TASK TO CARRY OUT
Each line below is to be copied out exactly, and none may be omitted.

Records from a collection
Start of Block
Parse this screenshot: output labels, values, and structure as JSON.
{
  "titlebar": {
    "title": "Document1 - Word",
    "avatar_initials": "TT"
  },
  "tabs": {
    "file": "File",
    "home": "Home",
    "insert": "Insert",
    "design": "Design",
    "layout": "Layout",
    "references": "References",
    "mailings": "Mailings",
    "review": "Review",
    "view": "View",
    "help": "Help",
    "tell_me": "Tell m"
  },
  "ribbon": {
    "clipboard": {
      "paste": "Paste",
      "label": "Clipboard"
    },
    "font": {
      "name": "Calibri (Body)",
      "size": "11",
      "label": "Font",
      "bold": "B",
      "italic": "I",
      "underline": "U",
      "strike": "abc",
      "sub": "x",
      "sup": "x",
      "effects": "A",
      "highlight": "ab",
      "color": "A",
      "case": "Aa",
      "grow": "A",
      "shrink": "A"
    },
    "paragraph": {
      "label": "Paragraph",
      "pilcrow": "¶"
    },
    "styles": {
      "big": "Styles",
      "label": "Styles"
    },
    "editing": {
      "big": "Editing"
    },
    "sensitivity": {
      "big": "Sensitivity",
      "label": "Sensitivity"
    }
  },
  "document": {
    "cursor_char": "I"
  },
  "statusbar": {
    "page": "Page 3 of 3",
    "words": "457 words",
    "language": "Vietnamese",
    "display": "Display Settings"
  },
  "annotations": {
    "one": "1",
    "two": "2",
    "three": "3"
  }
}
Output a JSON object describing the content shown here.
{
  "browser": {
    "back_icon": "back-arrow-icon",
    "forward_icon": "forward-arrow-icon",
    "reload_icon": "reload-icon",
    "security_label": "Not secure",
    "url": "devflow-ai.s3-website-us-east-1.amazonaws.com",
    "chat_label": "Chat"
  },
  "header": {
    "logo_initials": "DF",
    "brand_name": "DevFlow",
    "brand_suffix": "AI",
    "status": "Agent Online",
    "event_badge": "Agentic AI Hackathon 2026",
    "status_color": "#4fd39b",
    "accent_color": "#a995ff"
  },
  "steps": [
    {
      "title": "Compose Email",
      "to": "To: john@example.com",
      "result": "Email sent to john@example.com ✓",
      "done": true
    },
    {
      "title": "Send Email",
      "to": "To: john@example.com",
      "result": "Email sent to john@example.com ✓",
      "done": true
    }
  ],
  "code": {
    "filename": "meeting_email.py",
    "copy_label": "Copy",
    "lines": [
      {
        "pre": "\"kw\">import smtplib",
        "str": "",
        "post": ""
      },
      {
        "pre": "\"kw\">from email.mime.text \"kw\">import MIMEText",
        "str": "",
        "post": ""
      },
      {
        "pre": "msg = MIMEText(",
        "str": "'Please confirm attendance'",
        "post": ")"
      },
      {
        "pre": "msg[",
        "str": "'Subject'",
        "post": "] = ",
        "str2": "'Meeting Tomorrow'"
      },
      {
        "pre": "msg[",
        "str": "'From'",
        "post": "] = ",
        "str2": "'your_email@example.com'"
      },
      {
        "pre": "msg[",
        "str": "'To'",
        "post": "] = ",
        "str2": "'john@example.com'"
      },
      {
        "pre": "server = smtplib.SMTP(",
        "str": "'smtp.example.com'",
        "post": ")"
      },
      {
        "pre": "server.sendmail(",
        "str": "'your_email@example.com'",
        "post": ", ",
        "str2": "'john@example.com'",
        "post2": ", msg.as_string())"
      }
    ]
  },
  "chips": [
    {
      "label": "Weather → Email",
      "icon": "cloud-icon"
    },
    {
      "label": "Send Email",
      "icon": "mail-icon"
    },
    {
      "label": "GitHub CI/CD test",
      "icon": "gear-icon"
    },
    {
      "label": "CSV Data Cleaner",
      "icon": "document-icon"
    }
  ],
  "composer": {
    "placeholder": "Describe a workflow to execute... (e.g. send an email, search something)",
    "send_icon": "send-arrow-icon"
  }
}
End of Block
ANSWER BOX
Parse this screenshot: output labels, values, and structure as JSON.
{
  "titlebar": {
    "title": "Document1 - Word",
    "avatar_initials": "TT"
  },
  "tabs": {
    "file": "File",
    "home": "Home",
    "insert": "Insert",
    "design": "Design",
    "layout": "Layout",
    "references": "References",
    "mailings": "Mailings",
    "review": "Review",
    "view": "View",
    "help": "Help",
    "tell_me": "Tell m"
  },
  "ribbon": {
    "clipboard": {
      "paste": "Paste",
      "label": "Clipboard"
    },
    "font": {
      "name": "Calibri (Body)",
      "size": "11",
      "label": "Font",
      "bold": "B",
      "italic": "I",
      "underline": "U",
      "strike": "abc",
      "sub": "x",
      "sup": "x",
      "effects": "A",
      "highlight": "ab",
      "color": "A",
      "case": "Aa",
      "grow": "A",
      "shrink": "A"
    },
    "paragraph": {
      "label": "Paragraph",
      "pilcrow": "¶"
    },
    "styles": {
      "big": "Styles",
      "label": "Styles"
    },
    "editing": {
      "big": "Editing"
    },
    "sensitivity": {
      "big": "Sensitivity",
      "label": "Sensitivity"
    }
  },
  "document": {
    "cursor_char": "I"
  },
  "statusbar": {
    "page": "Page 3 of 3",
    "words": "457 words",
    "language": "Vietnamese",
    "display": "Display Settings"
  },
  "annotations": {
    "one": "1",
    "two": "2",
    "three": "3"
  }
}
Output a JSON object describing the content shown here.
{
  "browser": {
    "back_icon": "back-arrow-icon",
    "forward_icon": "forward-arrow-icon",
    "reload_icon": "reload-icon",
    "security_label": "Not secure",
    "url": "devflow-ai.s3-website-us-east-1.amazonaws.com",
    "chat_label": "Chat"
  },
  "header": {
    "logo_initials": "DF",
    "brand_name": "DevFlow",
    "brand_suffix": "AI",
    "status": "Agent Online",
    "event_badge": "Agentic AI Hackathon 2026",
    "status_color": "#4fd39b",
    "accent_color": "#a995ff"
  },
  "steps": [
    {
      "title": "Compose Email",
      "to": "To: john@example.com",
      "result": "Email sent to john@example.com ✓",
      "done": true
    },
    {
      "title": "Send Email",
      "to": "To: john@example.com",
      "result": "Email sent to john@example.com ✓",
      "done": true
    }
  ],
  "code": {
    "filename": "meeting_email.py",
    "copy_label": "Copy",
    "lines": [
      {
        "pre": "\"kw\">import smtplib",
        "str": "",
        "post": ""
      },
      {
        "pre": "\"kw\">from email.mime.text \"kw\">import MIMEText",
        "str": "",
        "post": ""
      },
      {
        "pre": "msg = MIMEText(",
        "str": "'Please confirm attendance'",
        "post": ")"
      },
      {
        "pre": "msg[",
        "str": "'Subject'",
        "post": "] = ",
        "str2": "'Meeting Tomorrow'"
      },
      {
        "pre": "msg[",
        "str": "'From'",
        "post": "] = ",
        "str2": "'your_email@example.com'"
      },
      {
        "pre": "msg[",
        "str": "'To'",
        "post": "] = ",
        "str2": "'john@example.com'"
      },
      {
        "pre": "server = smtplib.SMTP(",
        "str": "'smtp.example.com'",
        "post": ")"
      },
      {
        "pre": "server.sendmail(",
        "str": "'your_email@example.com'",
        "post": ", ",
        "str2": "'john@example.com'",
        "post2": ", msg.as_string())"
      }
    ]
  },
  "chips": [
    {
      "label": "Weather → Email",
      "icon": "cloud-icon"
    },
    {
      "label": "Send Email",
      "icon": "mail-icon"
    },
    {
      "label": "GitHub CI/CD test",
      "icon": "gear-icon"
    },
    {
      "label": "CSV Data Cleaner",
      "icon": "document-icon"
    }
  ],
  "composer": {
    "placeholder": "Describe a workflow to execute... (e.g. send an email, search something)",
    "send_icon": "send-arrow-icon"
  }
}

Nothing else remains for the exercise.